## What you should do
Find every line below where the string "task" shows up, and copy those lines.

## Listed entries
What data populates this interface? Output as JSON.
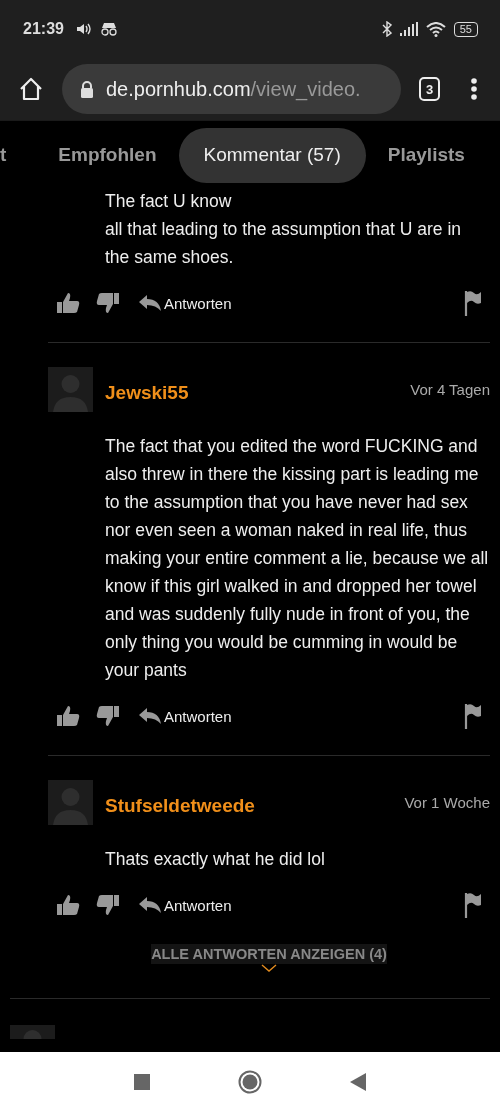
{
  "status_bar": {
    "time": "21:39",
    "battery": "55"
  },
  "browser": {
    "url_host": "de.pornhub.com",
    "url_path": "/view_video.",
    "tab_count": "3"
  },
  "tabs": [
    {
      "label": "t",
      "selected": false
    },
    {
      "label": "Empfohlen",
      "selected": false
    },
    {
      "label": "Kommentar (57)",
      "selected": true
    },
    {
      "label": "Playlists",
      "selected": false
    }
  ],
  "comments": [
    {
      "text": "The fact U know\nall that leading to the assumption that U are in the same shoes.",
      "reply_label": "Antworten"
    },
    {
      "user": "Jewski55",
      "time": "Vor 4 Tagen",
      "text": "The fact that you edited the word FUCKING and also threw in there the kissing part is leading me to the assumption that you have never had sex nor even seen a woman naked in real life, thus making your entire comment a lie, because we all know if this girl walked in and dropped her towel and was suddenly fully nude in front of you, the only thing you would be cumming in would be your pants",
      "reply_label": "Antworten"
    },
    {
      "user": "Stufseldetweede",
      "time": "Vor 1 Woche",
      "text": "Thats exactly what he did lol",
      "reply_label": "Antworten"
    }
  ],
  "show_replies": "ALLE ANTWORTEN ANZEIGEN (4)"
}
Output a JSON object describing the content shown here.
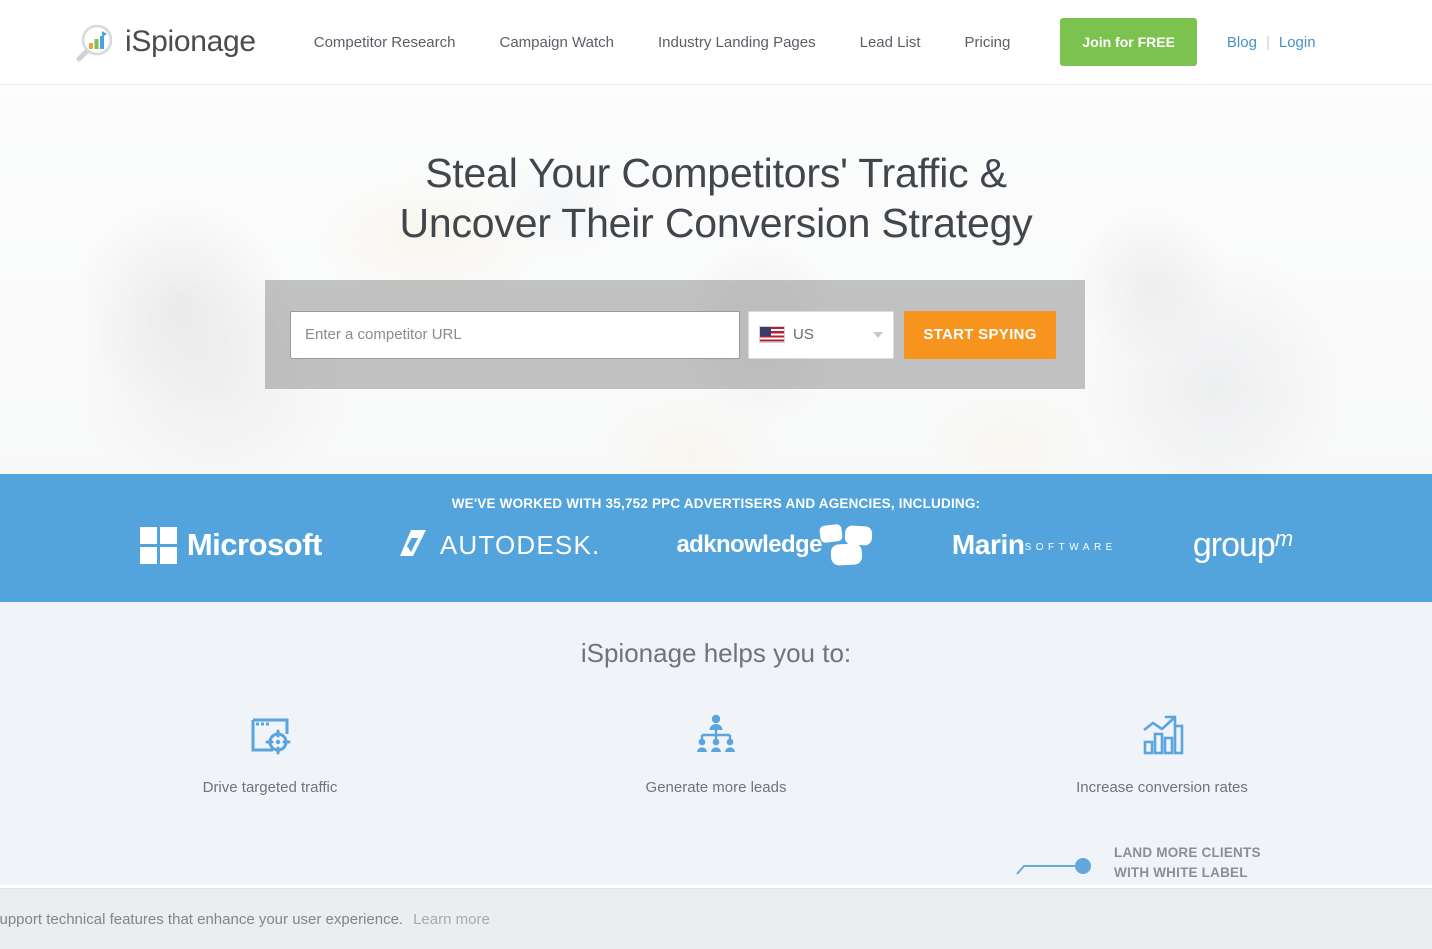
{
  "header": {
    "brand": "iSpionage",
    "logo_icon": "magnifier-chart-logo",
    "nav": [
      {
        "label": "Competitor Research"
      },
      {
        "label": "Campaign Watch"
      },
      {
        "label": "Industry Landing Pages"
      },
      {
        "label": "Lead List"
      },
      {
        "label": "Pricing"
      }
    ],
    "join_label": "Join for FREE",
    "blog_label": "Blog",
    "separator": "|",
    "login_label": "Login",
    "colors": {
      "join_green": "#7cc24f",
      "link_blue": "#4a90c4"
    }
  },
  "hero": {
    "title_line1": "Steal Your Competitors' Traffic &",
    "title_line2": "Uncover Their Conversion Strategy",
    "search": {
      "url_placeholder": "Enter a competitor URL",
      "url_value": "",
      "country_code": "US",
      "country_flag": "us-flag-icon",
      "caret_icon": "chevron-down-icon",
      "submit_label": "START SPYING",
      "submit_color": "#f7941e"
    }
  },
  "partners": {
    "title": "WE'VE WORKED WITH 35,752 PPC ADVERTISERS AND AGENCIES, INCLUDING:",
    "band_color": "#53a3dc",
    "logos": [
      {
        "name": "microsoft-logo",
        "text": "Microsoft"
      },
      {
        "name": "autodesk-logo",
        "text": "AUTODESK."
      },
      {
        "name": "adknowledge-logo",
        "text": "adknowledge"
      },
      {
        "name": "marin-software-logo",
        "text": "Marin",
        "subtext": "SOFTWARE"
      },
      {
        "name": "groupm-logo",
        "text": "group",
        "superscript": "m"
      }
    ]
  },
  "features": {
    "title": "iSpionage helps you to:",
    "items": [
      {
        "icon": "browser-target-icon",
        "label": "Drive targeted traffic"
      },
      {
        "icon": "org-chart-people-icon",
        "label": "Generate more leads"
      },
      {
        "icon": "bar-chart-arrow-icon",
        "label": "Increase conversion rates"
      }
    ]
  },
  "white_label": {
    "icon": "trend-line-dot-icon",
    "line1": "LAND MORE CLIENTS",
    "line2": "WITH WHITE LABEL"
  },
  "cookie_bar": {
    "text": "support technical features that enhance your user experience.",
    "link_label": "Learn more"
  }
}
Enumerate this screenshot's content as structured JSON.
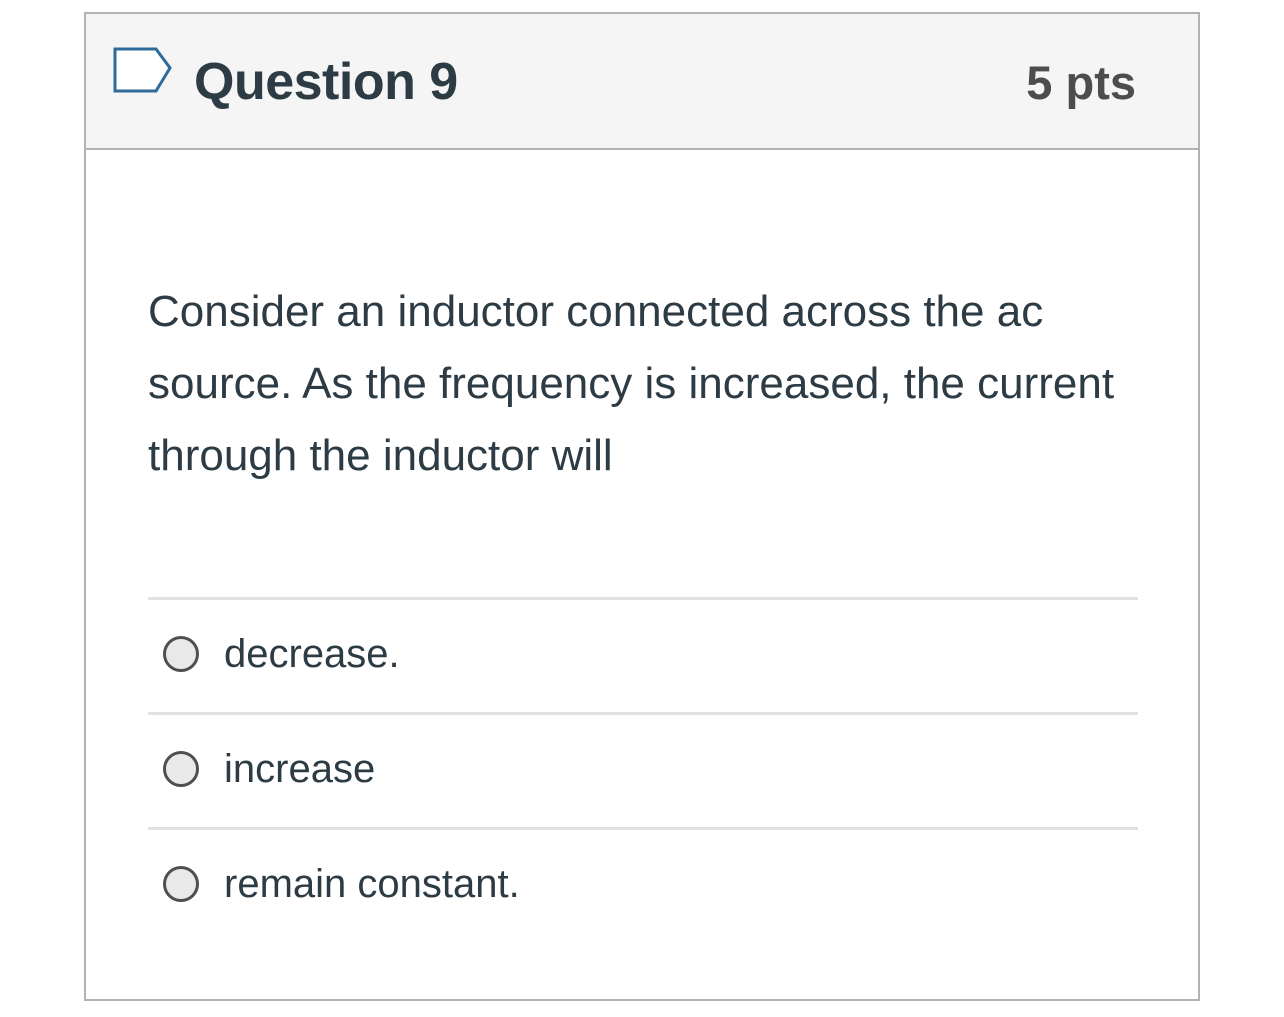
{
  "question": {
    "title": "Question 9",
    "points": "5 pts",
    "flag_icon": "flag-outline-icon",
    "text": "Consider an inductor connected across the ac source. As the frequency is increased, the current through the inductor will"
  },
  "answers": [
    {
      "label": "decrease.",
      "selected": false
    },
    {
      "label": "increase",
      "selected": false
    },
    {
      "label": "remain constant.",
      "selected": false
    }
  ],
  "colors": {
    "header_bg": "#f5f5f5",
    "border": "#b3b3b3",
    "text": "#2d3b45",
    "flag_stroke": "#2f6b9a"
  }
}
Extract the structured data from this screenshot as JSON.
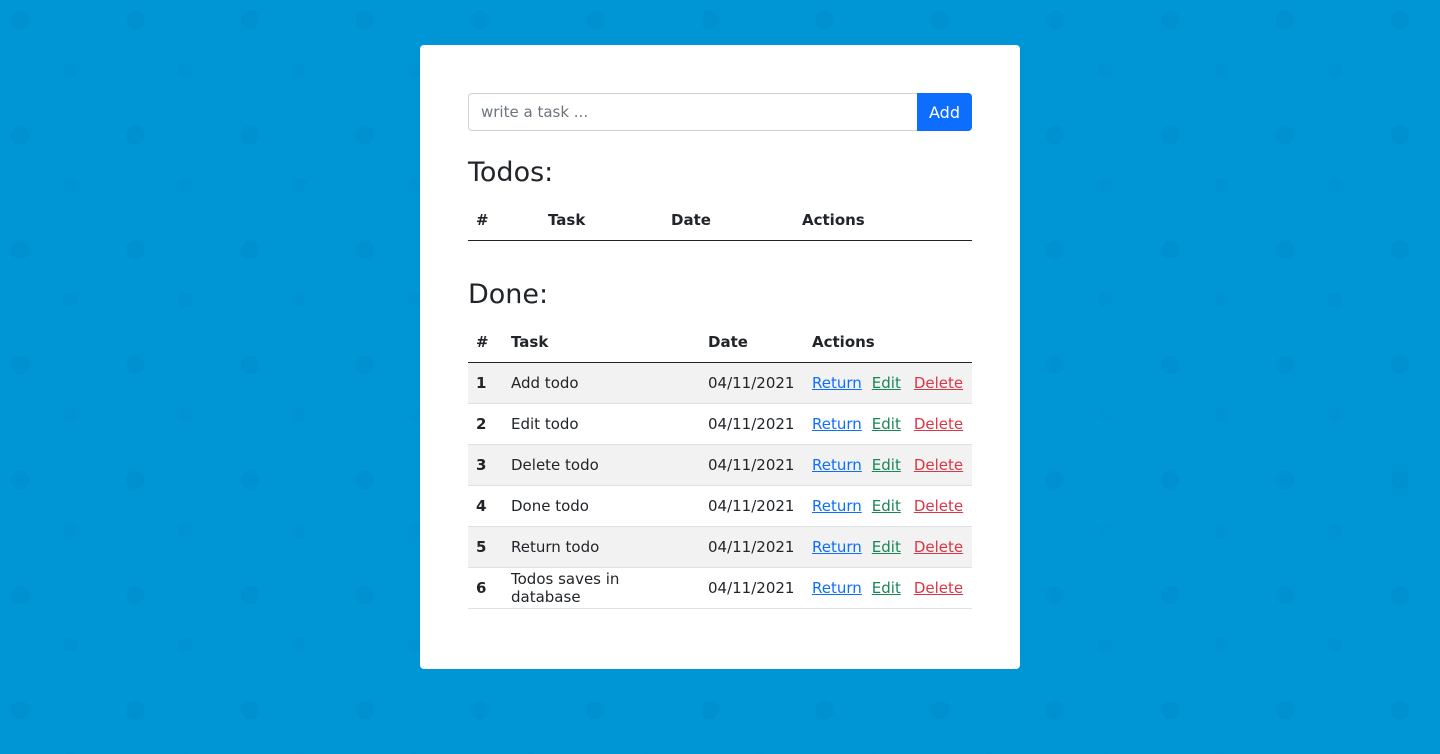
{
  "form": {
    "placeholder": "write a task ...",
    "add_label": "Add"
  },
  "todos": {
    "title": "Todos:",
    "headers": {
      "num": "#",
      "task": "Task",
      "date": "Date",
      "actions": "Actions"
    }
  },
  "done": {
    "title": "Done:",
    "headers": {
      "num": "#",
      "task": "Task",
      "date": "Date",
      "actions": "Actions"
    },
    "rows": [
      {
        "num": "1",
        "task": "Add todo",
        "date": "04/11/2021",
        "return": "Return",
        "edit": "Edit",
        "delete": "Delete"
      },
      {
        "num": "2",
        "task": "Edit todo",
        "date": "04/11/2021",
        "return": "Return",
        "edit": "Edit",
        "delete": "Delete"
      },
      {
        "num": "3",
        "task": "Delete todo",
        "date": "04/11/2021",
        "return": "Return",
        "edit": "Edit",
        "delete": "Delete"
      },
      {
        "num": "4",
        "task": "Done todo",
        "date": "04/11/2021",
        "return": "Return",
        "edit": "Edit",
        "delete": "Delete"
      },
      {
        "num": "5",
        "task": "Return todo",
        "date": "04/11/2021",
        "return": "Return",
        "edit": "Edit",
        "delete": "Delete"
      },
      {
        "num": "6",
        "task": "Todos saves in database",
        "date": "04/11/2021",
        "return": "Return",
        "edit": "Edit",
        "delete": "Delete"
      }
    ]
  },
  "colors": {
    "background": "#0096d6",
    "primary": "#0d6efd",
    "success": "#198754",
    "danger": "#dc3545"
  }
}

## Your solution
    "placeholder": "write a task ...",
      "task": "Task",
      "task": "Task",
        "task": "Add todo",
        "task": "Edit todo",
        "task": "Delete todo",
        "task": "Done todo",
        "task": "Return todo",
        "task": "Todos saves in database",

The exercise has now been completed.